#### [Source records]
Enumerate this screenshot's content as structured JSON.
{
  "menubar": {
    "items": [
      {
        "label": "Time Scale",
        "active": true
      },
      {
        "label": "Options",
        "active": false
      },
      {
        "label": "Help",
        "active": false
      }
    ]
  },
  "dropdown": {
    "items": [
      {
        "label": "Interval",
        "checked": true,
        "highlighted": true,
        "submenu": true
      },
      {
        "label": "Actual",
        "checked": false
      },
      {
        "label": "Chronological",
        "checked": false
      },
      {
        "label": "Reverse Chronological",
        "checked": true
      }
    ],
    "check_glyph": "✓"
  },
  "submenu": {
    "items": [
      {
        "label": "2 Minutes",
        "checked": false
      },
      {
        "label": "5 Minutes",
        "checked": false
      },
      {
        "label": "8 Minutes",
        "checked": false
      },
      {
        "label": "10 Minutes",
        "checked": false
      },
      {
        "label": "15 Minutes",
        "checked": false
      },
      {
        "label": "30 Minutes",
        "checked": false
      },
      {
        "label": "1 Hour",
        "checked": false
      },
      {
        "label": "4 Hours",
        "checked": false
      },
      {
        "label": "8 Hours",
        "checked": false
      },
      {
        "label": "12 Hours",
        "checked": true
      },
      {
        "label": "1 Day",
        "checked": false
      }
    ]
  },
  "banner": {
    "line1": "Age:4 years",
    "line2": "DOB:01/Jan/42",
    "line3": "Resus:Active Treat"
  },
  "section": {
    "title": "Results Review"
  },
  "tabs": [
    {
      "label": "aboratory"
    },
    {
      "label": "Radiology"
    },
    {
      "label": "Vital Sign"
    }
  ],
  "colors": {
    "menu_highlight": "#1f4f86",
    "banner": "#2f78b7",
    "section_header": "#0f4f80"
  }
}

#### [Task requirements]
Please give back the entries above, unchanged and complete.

#### [Expected answer]
Enumerate this screenshot's content as structured JSON.
{
  "menubar": {
    "items": [
      {
        "label": "Time Scale",
        "active": true
      },
      {
        "label": "Options",
        "active": false
      },
      {
        "label": "Help",
        "active": false
      }
    ]
  },
  "dropdown": {
    "items": [
      {
        "label": "Interval",
        "checked": true,
        "highlighted": true,
        "submenu": true
      },
      {
        "label": "Actual",
        "checked": false
      },
      {
        "label": "Chronological",
        "checked": false
      },
      {
        "label": "Reverse Chronological",
        "checked": true
      }
    ],
    "check_glyph": "✓"
  },
  "submenu": {
    "items": [
      {
        "label": "2 Minutes",
        "checked": false
      },
      {
        "label": "5 Minutes",
        "checked": false
      },
      {
        "label": "8 Minutes",
        "checked": false
      },
      {
        "label": "10 Minutes",
        "checked": false
      },
      {
        "label": "15 Minutes",
        "checked": false
      },
      {
        "label": "30 Minutes",
        "checked": false
      },
      {
        "label": "1 Hour",
        "checked": false
      },
      {
        "label": "4 Hours",
        "checked": false
      },
      {
        "label": "8 Hours",
        "checked": false
      },
      {
        "label": "12 Hours",
        "checked": true
      },
      {
        "label": "1 Day",
        "checked": false
      }
    ]
  },
  "banner": {
    "line1": "Age:4 years",
    "line2": "DOB:01/Jan/42",
    "line3": "Resus:Active Treat"
  },
  "section": {
    "title": "Results Review"
  },
  "tabs": [
    {
      "label": "aboratory"
    },
    {
      "label": "Radiology"
    },
    {
      "label": "Vital Sign"
    }
  ],
  "colors": {
    "menu_highlight": "#1f4f86",
    "banner": "#2f78b7",
    "section_header": "#0f4f80"
  }
}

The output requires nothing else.